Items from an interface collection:
========================
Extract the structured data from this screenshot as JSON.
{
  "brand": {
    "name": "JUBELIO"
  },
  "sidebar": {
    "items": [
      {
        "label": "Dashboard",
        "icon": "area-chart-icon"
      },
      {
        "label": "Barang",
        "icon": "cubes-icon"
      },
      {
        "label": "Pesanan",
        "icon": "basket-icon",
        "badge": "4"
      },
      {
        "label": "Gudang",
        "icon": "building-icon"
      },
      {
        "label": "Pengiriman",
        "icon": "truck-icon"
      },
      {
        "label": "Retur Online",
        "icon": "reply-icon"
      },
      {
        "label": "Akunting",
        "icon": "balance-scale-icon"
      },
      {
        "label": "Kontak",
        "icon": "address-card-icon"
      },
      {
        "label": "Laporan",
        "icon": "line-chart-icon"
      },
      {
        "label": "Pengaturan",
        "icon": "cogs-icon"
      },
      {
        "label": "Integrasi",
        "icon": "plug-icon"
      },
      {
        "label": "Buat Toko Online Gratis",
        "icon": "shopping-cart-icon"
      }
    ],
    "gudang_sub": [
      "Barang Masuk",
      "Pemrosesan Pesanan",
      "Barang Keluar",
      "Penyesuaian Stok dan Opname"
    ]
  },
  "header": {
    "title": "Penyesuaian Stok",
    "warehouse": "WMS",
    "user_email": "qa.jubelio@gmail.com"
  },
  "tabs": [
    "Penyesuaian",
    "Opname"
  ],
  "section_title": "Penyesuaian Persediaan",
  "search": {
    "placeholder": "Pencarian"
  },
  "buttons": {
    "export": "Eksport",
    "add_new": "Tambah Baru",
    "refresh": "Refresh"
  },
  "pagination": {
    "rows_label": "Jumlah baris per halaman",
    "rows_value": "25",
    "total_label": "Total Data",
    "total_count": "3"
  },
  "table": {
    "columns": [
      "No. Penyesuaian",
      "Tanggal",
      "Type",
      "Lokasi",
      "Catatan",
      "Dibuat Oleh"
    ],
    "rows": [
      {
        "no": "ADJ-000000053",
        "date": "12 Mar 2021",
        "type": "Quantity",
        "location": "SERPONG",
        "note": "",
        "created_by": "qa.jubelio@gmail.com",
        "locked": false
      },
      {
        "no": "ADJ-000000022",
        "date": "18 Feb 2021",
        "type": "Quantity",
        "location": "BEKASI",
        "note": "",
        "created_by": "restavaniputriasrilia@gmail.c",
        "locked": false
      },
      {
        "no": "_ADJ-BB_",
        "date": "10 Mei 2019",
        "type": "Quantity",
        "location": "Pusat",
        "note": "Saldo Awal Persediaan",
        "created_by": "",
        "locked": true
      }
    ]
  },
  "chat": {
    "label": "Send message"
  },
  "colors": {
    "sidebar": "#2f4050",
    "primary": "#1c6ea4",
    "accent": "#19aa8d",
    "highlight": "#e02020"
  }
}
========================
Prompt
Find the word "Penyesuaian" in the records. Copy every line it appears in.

Task answer
      "Penyesuaian Stok dan Opname"
    "title": "Penyesuaian Stok",
    "Penyesuaian",
  "section_title": "Penyesuaian Persediaan",
      "No. Penyesuaian",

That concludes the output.